§ Stored records:
= Beginning of Section =
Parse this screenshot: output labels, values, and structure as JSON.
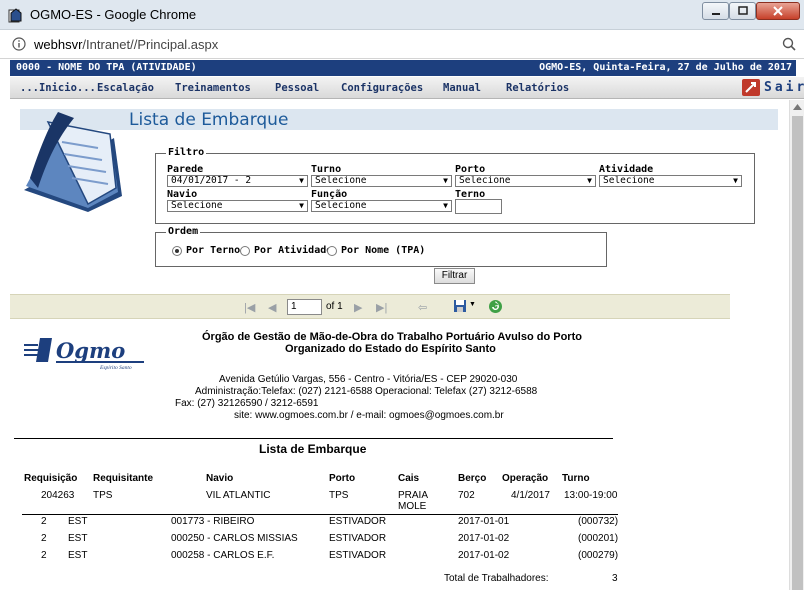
{
  "window": {
    "title": "OGMO-ES - Google Chrome",
    "url_host": "webhsvr",
    "url_path": "/Intranet//Principal.aspx"
  },
  "header": {
    "tpa": "0000 - NOME DO TPA (ATIVIDADE)",
    "location_date": "OGMO-ES, Quinta-Feira, 27 de Julho de 2017"
  },
  "menu": {
    "items": [
      "...Inicio...",
      "Escalação",
      "Treinamentos",
      "Pessoal",
      "Configurações",
      "Manual",
      "Relatórios"
    ],
    "exit": "Sair"
  },
  "page": {
    "title": "Lista de Embarque"
  },
  "filtro": {
    "legend": "Filtro",
    "parede_label": "Parede",
    "parede_value": "04/01/2017 - 2",
    "turno_label": "Turno",
    "turno_value": "Selecione",
    "porto_label": "Porto",
    "porto_value": "Selecione",
    "atividade_label": "Atividade",
    "atividade_value": "Selecione",
    "navio_label": "Navio",
    "navio_value": "Selecione",
    "funcao_label": "Função",
    "funcao_value": "Selecione",
    "terno_label": "Terno",
    "terno_value": ""
  },
  "ordem": {
    "legend": "Ordem",
    "options": [
      "Por Terno",
      "Por Atividade",
      "Por Nome (TPA)"
    ],
    "selected": "Por Terno"
  },
  "filtrar_button": "Filtrar",
  "toolbar": {
    "page": "1",
    "of": "of 1"
  },
  "report": {
    "org_line1": "Órgão de Gestão de Mão-de-Obra do Trabalho Portuário Avulso do Porto",
    "org_line2": "Organizado do Estado do Espírito Santo",
    "address": "Avenida Getúlio Vargas, 556 - Centro - Vitória/ES - CEP 29020-030",
    "phones": "Administração:Telefax: (027) 2121-6588  Operacional: Telefax (27) 3212-6588",
    "fax": "Fax: (27) 32126590 / 3212-6591",
    "site": "site: www.ogmoes.com.br / e-mail: ogmoes@ogmoes.com.br",
    "logo_text": "Ogmo",
    "logo_sub": "Espírito Santo",
    "list_title": "Lista de Embarque",
    "headers": {
      "requisicao": "Requisição",
      "requisitante": "Requisitante",
      "navio": "Navio",
      "porto": "Porto",
      "cais": "Cais",
      "berco": "Berço",
      "operacao": "Operação",
      "turno": "Turno"
    },
    "requisition": {
      "requisicao": "204263",
      "requisitante": "TPS",
      "navio": "VIL ATLANTIC",
      "porto": "TPS",
      "cais_line1": "PRAIA",
      "cais_line2": "MOLE",
      "berco": "702",
      "operacao": "4/1/2017",
      "turno": "13:00-19:00"
    },
    "workers": [
      {
        "qty": "2",
        "type": "EST",
        "name": "001773 - RIBEIRO",
        "role": "ESTIVADOR",
        "date": "2017-01-01",
        "code": "(000732)"
      },
      {
        "qty": "2",
        "type": "EST",
        "name": "000250 - CARLOS MISSIAS",
        "role": "ESTIVADOR",
        "date": "2017-01-02",
        "code": "(000201)"
      },
      {
        "qty": "2",
        "type": "EST",
        "name": "000258 - CARLOS E.F.",
        "role": "ESTIVADOR",
        "date": "2017-01-02",
        "code": "(000279)"
      }
    ],
    "total_label": "Total de Trabalhadores:",
    "total_value": "3"
  },
  "colors": {
    "brand": "#1d3f7e",
    "title": "#1d5a9a",
    "band": "#dce6f0",
    "toolbar": "#ecebd8"
  }
}
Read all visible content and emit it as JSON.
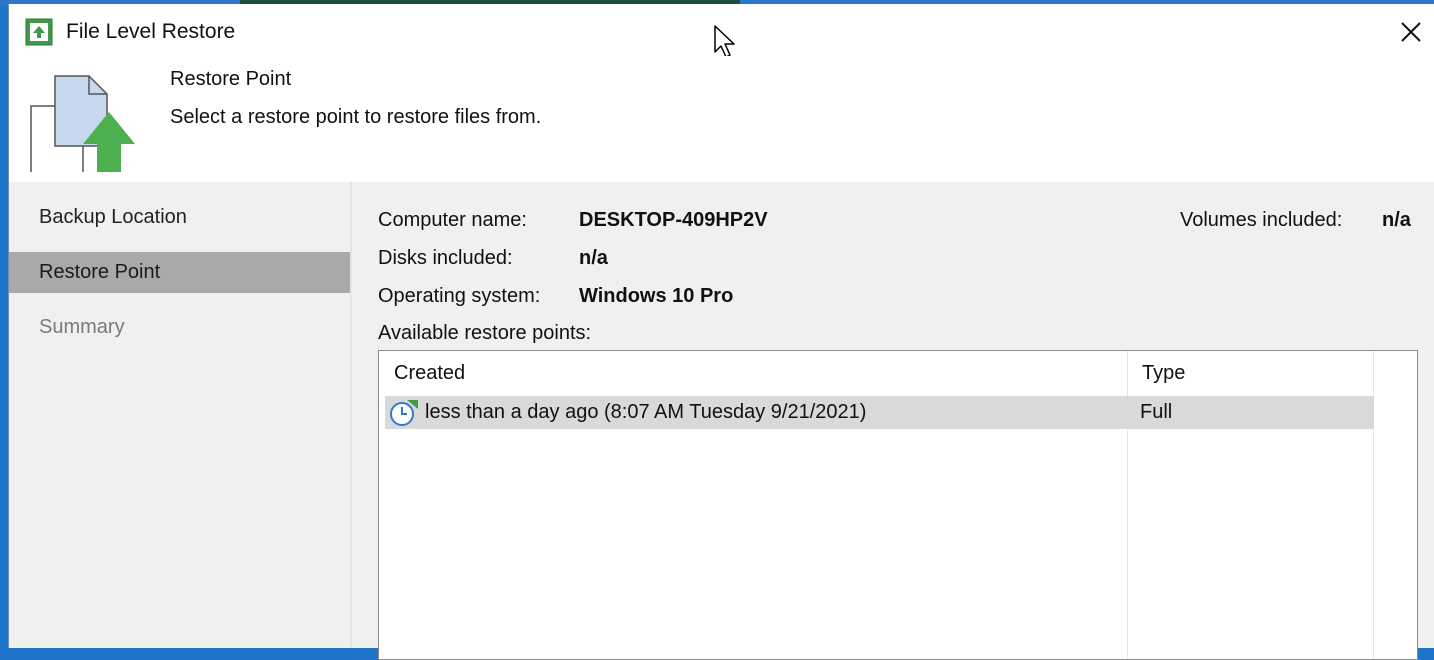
{
  "window": {
    "title": "File Level Restore"
  },
  "header": {
    "title": "Restore Point",
    "subtitle": "Select a restore point to restore files from."
  },
  "sidebar": {
    "items": [
      {
        "label": "Backup Location",
        "state": "normal"
      },
      {
        "label": "Restore Point",
        "state": "active"
      },
      {
        "label": "Summary",
        "state": "disabled"
      }
    ]
  },
  "details": {
    "computer_name_label": "Computer name:",
    "computer_name": "DESKTOP-409HP2V",
    "volumes_label": "Volumes included:",
    "volumes": "n/a",
    "disks_label": "Disks included:",
    "disks": "n/a",
    "os_label": "Operating system:",
    "os": "Windows 10 Pro",
    "available_label": "Available restore points:"
  },
  "restore_points": {
    "columns": [
      "Created",
      "Type"
    ],
    "rows": [
      {
        "created": "less than a day ago (8:07 AM Tuesday 9/21/2021)",
        "type": "Full",
        "icon": "restore-point-clock-icon",
        "selected": true
      }
    ]
  },
  "colors": {
    "accent_green": "#4caf50",
    "selected_nav": "#a9a9a9",
    "panel_bg": "#f0f0f0"
  }
}
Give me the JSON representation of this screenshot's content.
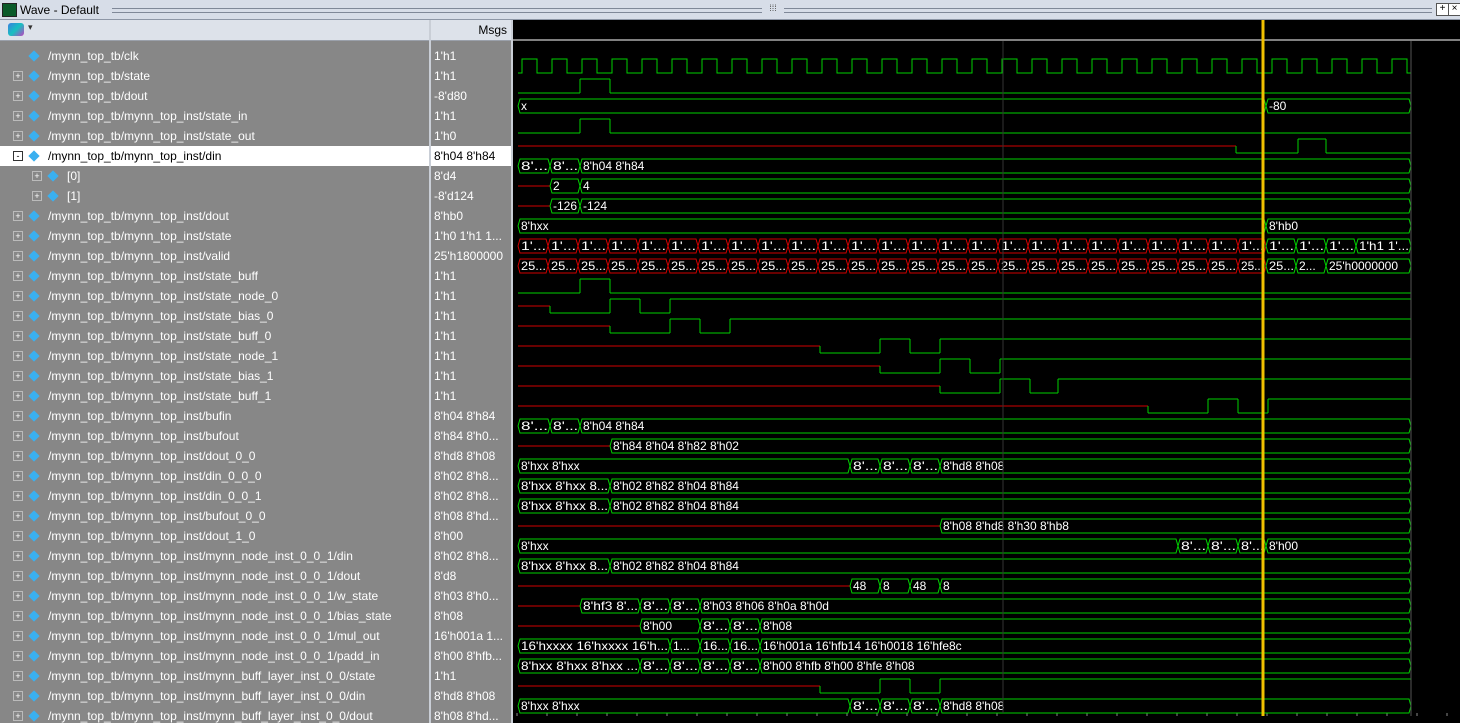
{
  "window": {
    "title": "Wave - Default",
    "controls": [
      "+",
      "×"
    ]
  },
  "header": {
    "msgs_label": "Msgs"
  },
  "colors": {
    "background": "#000000",
    "pane": "#878787",
    "wave_green": "#00d000",
    "wave_red": "#d00000",
    "cursor": "#f0c000"
  },
  "icons": {
    "toolbar": "wave-toolbar-icon",
    "expand": "plus-box-icon",
    "collapse": "minus-box-icon",
    "signal": "diamond-signal-icon"
  },
  "signals": [
    {
      "name": "/mynn_top_tb/clk",
      "value": "1'h1",
      "expander": ""
    },
    {
      "name": "/mynn_top_tb/state",
      "value": "1'h1",
      "expander": "+"
    },
    {
      "name": "/mynn_top_tb/dout",
      "value": "-8'd80",
      "expander": "+"
    },
    {
      "name": "/mynn_top_tb/mynn_top_inst/state_in",
      "value": "1'h1",
      "expander": "+"
    },
    {
      "name": "/mynn_top_tb/mynn_top_inst/state_out",
      "value": "1'h0",
      "expander": "+"
    },
    {
      "name": "/mynn_top_tb/mynn_top_inst/din",
      "value": "8'h04 8'h84",
      "expander": "-",
      "selected": true
    },
    {
      "name": "[0]",
      "value": "8'd4",
      "expander": "+",
      "child": true
    },
    {
      "name": "[1]",
      "value": "-8'd124",
      "expander": "+",
      "child": true
    },
    {
      "name": "/mynn_top_tb/mynn_top_inst/dout",
      "value": "8'hb0",
      "expander": "+"
    },
    {
      "name": "/mynn_top_tb/mynn_top_inst/state",
      "value": "1'h0 1'h1 1...",
      "expander": "+"
    },
    {
      "name": "/mynn_top_tb/mynn_top_inst/valid",
      "value": "25'h1800000",
      "expander": "+"
    },
    {
      "name": "/mynn_top_tb/mynn_top_inst/state_buff",
      "value": "1'h1",
      "expander": "+"
    },
    {
      "name": "/mynn_top_tb/mynn_top_inst/state_node_0",
      "value": "1'h1",
      "expander": "+"
    },
    {
      "name": "/mynn_top_tb/mynn_top_inst/state_bias_0",
      "value": "1'h1",
      "expander": "+"
    },
    {
      "name": "/mynn_top_tb/mynn_top_inst/state_buff_0",
      "value": "1'h1",
      "expander": "+"
    },
    {
      "name": "/mynn_top_tb/mynn_top_inst/state_node_1",
      "value": "1'h1",
      "expander": "+"
    },
    {
      "name": "/mynn_top_tb/mynn_top_inst/state_bias_1",
      "value": "1'h1",
      "expander": "+"
    },
    {
      "name": "/mynn_top_tb/mynn_top_inst/state_buff_1",
      "value": "1'h1",
      "expander": "+"
    },
    {
      "name": "/mynn_top_tb/mynn_top_inst/bufin",
      "value": "8'h04 8'h84",
      "expander": "+"
    },
    {
      "name": "/mynn_top_tb/mynn_top_inst/bufout",
      "value": "8'h84 8'h0...",
      "expander": "+"
    },
    {
      "name": "/mynn_top_tb/mynn_top_inst/dout_0_0",
      "value": "8'hd8 8'h08",
      "expander": "+"
    },
    {
      "name": "/mynn_top_tb/mynn_top_inst/din_0_0_0",
      "value": "8'h02 8'h8...",
      "expander": "+"
    },
    {
      "name": "/mynn_top_tb/mynn_top_inst/din_0_0_1",
      "value": "8'h02 8'h8...",
      "expander": "+"
    },
    {
      "name": "/mynn_top_tb/mynn_top_inst/bufout_0_0",
      "value": "8'h08 8'hd...",
      "expander": "+"
    },
    {
      "name": "/mynn_top_tb/mynn_top_inst/dout_1_0",
      "value": "8'h00",
      "expander": "+"
    },
    {
      "name": "/mynn_top_tb/mynn_top_inst/mynn_node_inst_0_0_1/din",
      "value": "8'h02 8'h8...",
      "expander": "+"
    },
    {
      "name": "/mynn_top_tb/mynn_top_inst/mynn_node_inst_0_0_1/dout",
      "value": "8'd8",
      "expander": "+"
    },
    {
      "name": "/mynn_top_tb/mynn_top_inst/mynn_node_inst_0_0_1/w_state",
      "value": "8'h03 8'h0...",
      "expander": "+"
    },
    {
      "name": "/mynn_top_tb/mynn_top_inst/mynn_node_inst_0_0_1/bias_state",
      "value": "8'h08",
      "expander": "+"
    },
    {
      "name": "/mynn_top_tb/mynn_top_inst/mynn_node_inst_0_0_1/mul_out",
      "value": "16'h001a 1...",
      "expander": "+"
    },
    {
      "name": "/mynn_top_tb/mynn_top_inst/mynn_node_inst_0_0_1/padd_in",
      "value": "8'h00 8'hfb...",
      "expander": "+"
    },
    {
      "name": "/mynn_top_tb/mynn_top_inst/mynn_buff_layer_inst_0_0/state",
      "value": "1'h1",
      "expander": "+"
    },
    {
      "name": "/mynn_top_tb/mynn_top_inst/mynn_buff_layer_inst_0_0/din",
      "value": "8'hd8 8'h08",
      "expander": "+"
    },
    {
      "name": "/mynn_top_tb/mynn_top_inst/mynn_buff_layer_inst_0_0/dout",
      "value": "8'h08 8'hd...",
      "expander": "+"
    }
  ],
  "waves": [
    {
      "kind": "clock",
      "period": 30,
      "first": 4,
      "until": 898
    },
    {
      "kind": "logic",
      "pts": [
        [
          0,
          "L"
        ],
        [
          62,
          "H"
        ],
        [
          92,
          "L"
        ]
      ],
      "init": "L"
    },
    {
      "kind": "bus",
      "segs": [
        [
          0,
          "x"
        ],
        [
          748,
          "-80"
        ]
      ]
    },
    {
      "kind": "logic",
      "pts": [
        [
          0,
          "L"
        ],
        [
          62,
          "H"
        ],
        [
          92,
          "L"
        ]
      ]
    },
    {
      "kind": "logic",
      "pts": [
        [
          0,
          "R"
        ],
        [
          718,
          "L"
        ],
        [
          780,
          "H"
        ],
        [
          808,
          "L"
        ]
      ]
    },
    {
      "kind": "bus",
      "segs": [
        [
          0,
          "8'..."
        ],
        [
          32,
          "8'..."
        ],
        [
          62,
          "8'h04 8'h84"
        ]
      ]
    },
    {
      "kind": "bus",
      "segs": [
        [
          0,
          ""
        ],
        [
          32,
          "2"
        ],
        [
          62,
          "4"
        ]
      ],
      "redstart": true
    },
    {
      "kind": "bus",
      "segs": [
        [
          0,
          ""
        ],
        [
          32,
          "-126"
        ],
        [
          62,
          "-124"
        ]
      ],
      "redstart": true
    },
    {
      "kind": "bus",
      "segs": [
        [
          0,
          "8'hxx"
        ],
        [
          748,
          "8'hb0"
        ]
      ]
    },
    {
      "kind": "busred",
      "step": 30,
      "first": 0,
      "text": "1'...",
      "until": 748,
      "after": [
        [
          748,
          "1'..."
        ],
        [
          778,
          "1'..."
        ],
        [
          808,
          "1'..."
        ],
        [
          838,
          "1'h1 1'..."
        ]
      ]
    },
    {
      "kind": "busred",
      "step": 30,
      "first": 0,
      "text": "25...",
      "until": 748,
      "after": [
        [
          748,
          "25..."
        ],
        [
          778,
          "2..."
        ],
        [
          808,
          "25'h0000000"
        ]
      ]
    },
    {
      "kind": "logic",
      "pts": [
        [
          0,
          "L"
        ],
        [
          62,
          "H"
        ],
        [
          92,
          "L"
        ]
      ]
    },
    {
      "kind": "logic",
      "pts": [
        [
          0,
          "R"
        ],
        [
          32,
          "L"
        ],
        [
          92,
          "H"
        ],
        [
          122,
          "L"
        ],
        [
          152,
          "H"
        ]
      ]
    },
    {
      "kind": "logic",
      "pts": [
        [
          0,
          "R"
        ],
        [
          92,
          "L"
        ],
        [
          152,
          "H"
        ],
        [
          182,
          "L"
        ],
        [
          212,
          "H"
        ]
      ]
    },
    {
      "kind": "logic",
      "pts": [
        [
          0,
          "R"
        ],
        [
          302,
          "L"
        ],
        [
          362,
          "H"
        ],
        [
          392,
          "L"
        ],
        [
          422,
          "H"
        ]
      ]
    },
    {
      "kind": "logic",
      "pts": [
        [
          0,
          "R"
        ],
        [
          362,
          "L"
        ],
        [
          422,
          "H"
        ],
        [
          452,
          "L"
        ],
        [
          482,
          "H"
        ]
      ]
    },
    {
      "kind": "logic",
      "pts": [
        [
          0,
          "R"
        ],
        [
          422,
          "L"
        ],
        [
          482,
          "H"
        ],
        [
          512,
          "L"
        ],
        [
          540,
          "H"
        ]
      ]
    },
    {
      "kind": "logic",
      "pts": [
        [
          0,
          "R"
        ],
        [
          630,
          "L"
        ],
        [
          690,
          "H"
        ],
        [
          720,
          "L"
        ],
        [
          750,
          "H"
        ]
      ]
    },
    {
      "kind": "bus",
      "segs": [
        [
          0,
          "8'..."
        ],
        [
          32,
          "8'..."
        ],
        [
          62,
          "8'h04 8'h84"
        ]
      ]
    },
    {
      "kind": "bus",
      "segs": [
        [
          0,
          ""
        ],
        [
          92,
          "8'h84 8'h04 8'h82 8'h02"
        ]
      ],
      "redstart": true
    },
    {
      "kind": "bus",
      "segs": [
        [
          0,
          "8'hxx 8'hxx"
        ],
        [
          332,
          "8'..."
        ],
        [
          362,
          "8'..."
        ],
        [
          392,
          "8'..."
        ],
        [
          422,
          "8'hd8 8'h08"
        ]
      ]
    },
    {
      "kind": "bus",
      "segs": [
        [
          0,
          "8'hxx 8'hxx 8..."
        ],
        [
          92,
          "8'h02 8'h82 8'h04 8'h84"
        ]
      ]
    },
    {
      "kind": "bus",
      "segs": [
        [
          0,
          "8'hxx 8'hxx 8..."
        ],
        [
          92,
          "8'h02 8'h82 8'h04 8'h84"
        ]
      ]
    },
    {
      "kind": "bus",
      "segs": [
        [
          0,
          ""
        ],
        [
          422,
          "8'h08 8'hd8 8'h30 8'hb8"
        ]
      ],
      "redstart": true
    },
    {
      "kind": "bus",
      "segs": [
        [
          0,
          "8'hxx"
        ],
        [
          660,
          "8'..."
        ],
        [
          690,
          "8'..."
        ],
        [
          720,
          "8'..."
        ],
        [
          748,
          "8'h00"
        ]
      ]
    },
    {
      "kind": "bus",
      "segs": [
        [
          0,
          "8'hxx 8'hxx 8..."
        ],
        [
          92,
          "8'h02 8'h82 8'h04 8'h84"
        ]
      ]
    },
    {
      "kind": "bus",
      "segs": [
        [
          0,
          ""
        ],
        [
          332,
          "48"
        ],
        [
          362,
          "8"
        ],
        [
          392,
          "48"
        ],
        [
          422,
          "8"
        ]
      ],
      "redstart": true
    },
    {
      "kind": "bus",
      "segs": [
        [
          0,
          ""
        ],
        [
          62,
          "8'hf3 8'..."
        ],
        [
          122,
          "8'..."
        ],
        [
          152,
          "8'..."
        ],
        [
          182,
          "8'h03 8'h06 8'h0a 8'h0d"
        ]
      ],
      "redstart": true
    },
    {
      "kind": "bus",
      "segs": [
        [
          0,
          ""
        ],
        [
          122,
          "8'h00"
        ],
        [
          182,
          "8'..."
        ],
        [
          212,
          "8'..."
        ],
        [
          242,
          "8'h08"
        ]
      ],
      "redstart": true
    },
    {
      "kind": "bus",
      "segs": [
        [
          0,
          "16'hxxxx 16'hxxxx 16'h..."
        ],
        [
          152,
          "1..."
        ],
        [
          182,
          "16..."
        ],
        [
          212,
          "16..."
        ],
        [
          242,
          "16'h001a 16'hfb14 16'h0018 16'hfe8c"
        ]
      ]
    },
    {
      "kind": "bus",
      "segs": [
        [
          0,
          "8'hxx 8'hxx 8'hxx ..."
        ],
        [
          122,
          "8'..."
        ],
        [
          152,
          "8'..."
        ],
        [
          182,
          "8'..."
        ],
        [
          212,
          "8'..."
        ],
        [
          242,
          "8'h00 8'hfb 8'h00 8'hfe 8'h08"
        ]
      ]
    },
    {
      "kind": "logic",
      "pts": [
        [
          0,
          "R"
        ],
        [
          302,
          "L"
        ],
        [
          362,
          "H"
        ],
        [
          392,
          "L"
        ],
        [
          422,
          "H"
        ]
      ]
    },
    {
      "kind": "bus",
      "segs": [
        [
          0,
          "8'hxx 8'hxx"
        ],
        [
          332,
          "8'..."
        ],
        [
          362,
          "8'..."
        ],
        [
          392,
          "8'..."
        ],
        [
          422,
          "8'hd8 8'h08"
        ]
      ]
    },
    {
      "kind": "bus",
      "segs": [
        [
          0,
          ""
        ],
        [
          422,
          "8'h08 8'hd8 8'h30 8'hb8"
        ]
      ],
      "redstart": true
    }
  ]
}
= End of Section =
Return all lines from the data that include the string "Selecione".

    "turno_value": "Selecione",
    "porto_value": "Selecione",
    "atividade_value": "Selecione",
    "navio_value": "Selecione",
    "funcao_value": "Selecione",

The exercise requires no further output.